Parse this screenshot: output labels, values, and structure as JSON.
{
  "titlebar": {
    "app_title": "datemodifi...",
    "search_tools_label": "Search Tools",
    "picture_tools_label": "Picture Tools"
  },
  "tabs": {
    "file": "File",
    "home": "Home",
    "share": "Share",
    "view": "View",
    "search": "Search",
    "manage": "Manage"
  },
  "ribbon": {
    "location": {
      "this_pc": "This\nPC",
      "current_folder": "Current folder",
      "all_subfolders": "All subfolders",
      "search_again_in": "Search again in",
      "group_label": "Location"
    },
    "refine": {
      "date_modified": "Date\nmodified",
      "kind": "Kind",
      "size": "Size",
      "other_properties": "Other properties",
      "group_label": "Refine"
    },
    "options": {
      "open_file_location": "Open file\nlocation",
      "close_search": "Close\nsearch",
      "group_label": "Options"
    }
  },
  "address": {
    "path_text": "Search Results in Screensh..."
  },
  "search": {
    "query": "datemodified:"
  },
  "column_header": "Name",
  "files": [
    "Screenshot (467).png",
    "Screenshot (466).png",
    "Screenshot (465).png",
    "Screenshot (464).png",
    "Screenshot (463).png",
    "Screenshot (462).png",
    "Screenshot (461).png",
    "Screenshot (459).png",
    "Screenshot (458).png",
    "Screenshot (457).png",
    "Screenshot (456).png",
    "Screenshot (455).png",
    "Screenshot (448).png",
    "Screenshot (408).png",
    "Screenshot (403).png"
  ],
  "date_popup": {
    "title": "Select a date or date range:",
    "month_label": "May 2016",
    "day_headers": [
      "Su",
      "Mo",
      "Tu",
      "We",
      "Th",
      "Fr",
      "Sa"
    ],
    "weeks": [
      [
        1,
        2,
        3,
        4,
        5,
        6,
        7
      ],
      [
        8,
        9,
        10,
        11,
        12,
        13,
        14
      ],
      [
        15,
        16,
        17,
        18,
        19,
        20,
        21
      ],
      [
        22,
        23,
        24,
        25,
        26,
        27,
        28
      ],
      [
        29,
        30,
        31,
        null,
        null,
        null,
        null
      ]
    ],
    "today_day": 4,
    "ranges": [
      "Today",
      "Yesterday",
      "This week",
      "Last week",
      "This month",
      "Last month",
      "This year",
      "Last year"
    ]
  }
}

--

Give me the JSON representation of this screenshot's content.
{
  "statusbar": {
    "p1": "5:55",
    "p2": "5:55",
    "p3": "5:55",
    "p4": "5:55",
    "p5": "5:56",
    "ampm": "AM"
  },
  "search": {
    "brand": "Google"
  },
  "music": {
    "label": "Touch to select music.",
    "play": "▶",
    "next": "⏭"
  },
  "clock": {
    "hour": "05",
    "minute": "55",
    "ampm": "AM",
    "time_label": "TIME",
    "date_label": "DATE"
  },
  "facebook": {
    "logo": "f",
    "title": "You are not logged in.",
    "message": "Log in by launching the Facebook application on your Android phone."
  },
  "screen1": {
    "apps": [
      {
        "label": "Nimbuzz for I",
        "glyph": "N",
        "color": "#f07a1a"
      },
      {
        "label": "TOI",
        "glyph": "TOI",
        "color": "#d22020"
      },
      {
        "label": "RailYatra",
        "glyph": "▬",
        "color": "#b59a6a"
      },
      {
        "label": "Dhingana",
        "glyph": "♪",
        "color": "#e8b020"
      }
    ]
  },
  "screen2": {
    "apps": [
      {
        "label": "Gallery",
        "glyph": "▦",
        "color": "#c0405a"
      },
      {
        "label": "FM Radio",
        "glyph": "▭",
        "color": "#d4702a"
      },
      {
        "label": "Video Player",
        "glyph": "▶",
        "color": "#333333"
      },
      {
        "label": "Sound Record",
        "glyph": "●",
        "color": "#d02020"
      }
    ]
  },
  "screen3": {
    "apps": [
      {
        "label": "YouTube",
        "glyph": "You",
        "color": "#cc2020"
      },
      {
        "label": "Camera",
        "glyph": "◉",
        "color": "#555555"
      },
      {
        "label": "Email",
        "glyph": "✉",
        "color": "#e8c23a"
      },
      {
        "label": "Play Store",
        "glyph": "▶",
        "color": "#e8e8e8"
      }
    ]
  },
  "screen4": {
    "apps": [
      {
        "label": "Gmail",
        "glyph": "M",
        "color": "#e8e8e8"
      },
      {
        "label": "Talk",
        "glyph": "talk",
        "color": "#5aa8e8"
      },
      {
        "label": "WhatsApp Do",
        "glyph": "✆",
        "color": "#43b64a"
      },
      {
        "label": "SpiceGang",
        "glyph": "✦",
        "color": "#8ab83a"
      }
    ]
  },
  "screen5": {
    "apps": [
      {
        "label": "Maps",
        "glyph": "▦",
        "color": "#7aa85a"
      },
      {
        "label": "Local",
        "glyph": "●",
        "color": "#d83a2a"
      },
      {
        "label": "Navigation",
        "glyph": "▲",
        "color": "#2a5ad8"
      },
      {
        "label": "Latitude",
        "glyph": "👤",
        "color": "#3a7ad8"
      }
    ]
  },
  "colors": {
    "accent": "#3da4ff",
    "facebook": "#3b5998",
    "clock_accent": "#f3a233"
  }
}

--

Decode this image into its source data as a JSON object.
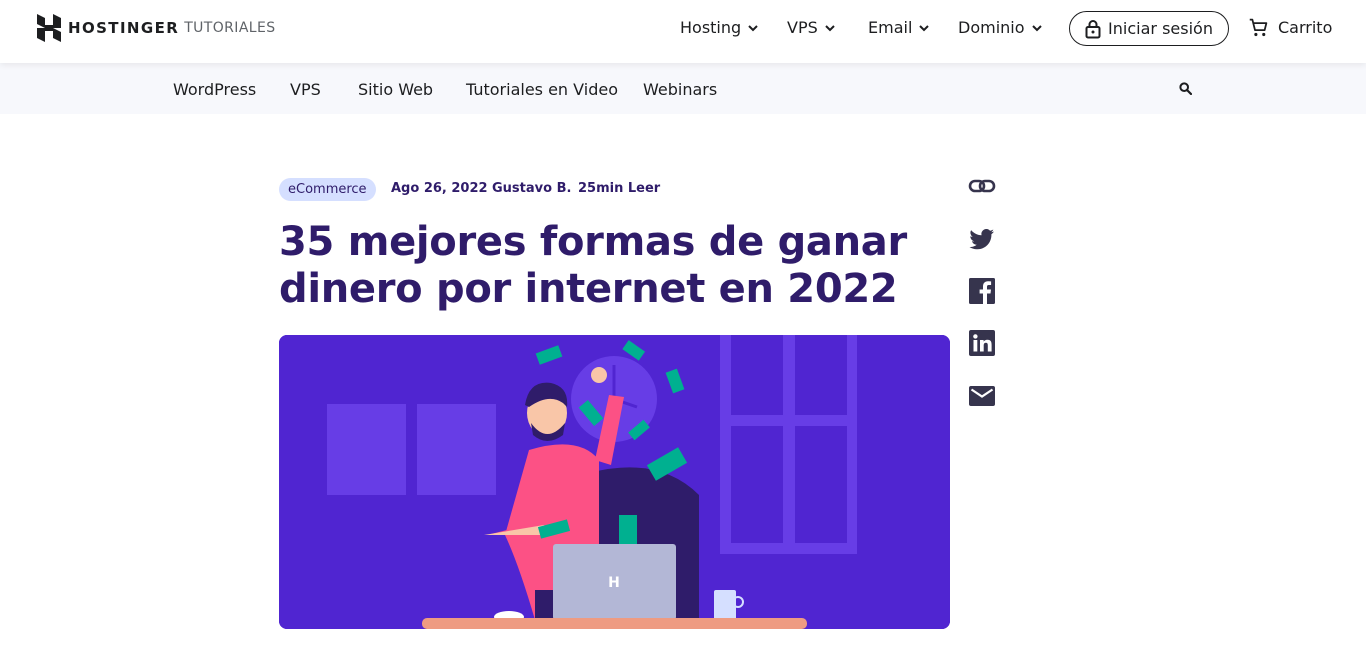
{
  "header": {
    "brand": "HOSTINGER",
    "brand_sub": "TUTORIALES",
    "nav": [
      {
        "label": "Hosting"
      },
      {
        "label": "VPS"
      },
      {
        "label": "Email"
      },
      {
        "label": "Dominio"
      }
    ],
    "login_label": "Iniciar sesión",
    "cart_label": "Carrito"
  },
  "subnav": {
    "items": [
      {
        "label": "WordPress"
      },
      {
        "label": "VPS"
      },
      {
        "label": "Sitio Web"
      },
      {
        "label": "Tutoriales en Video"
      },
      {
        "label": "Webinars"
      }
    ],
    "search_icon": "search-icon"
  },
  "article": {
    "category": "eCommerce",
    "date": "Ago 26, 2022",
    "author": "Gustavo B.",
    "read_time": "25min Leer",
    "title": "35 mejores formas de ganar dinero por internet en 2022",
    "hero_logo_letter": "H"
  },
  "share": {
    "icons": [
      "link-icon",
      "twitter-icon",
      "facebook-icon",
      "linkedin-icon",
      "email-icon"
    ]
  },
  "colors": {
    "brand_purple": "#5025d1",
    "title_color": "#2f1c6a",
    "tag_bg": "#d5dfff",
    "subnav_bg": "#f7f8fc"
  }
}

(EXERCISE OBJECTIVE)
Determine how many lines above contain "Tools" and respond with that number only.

(WRITTEN SOLUTION)
2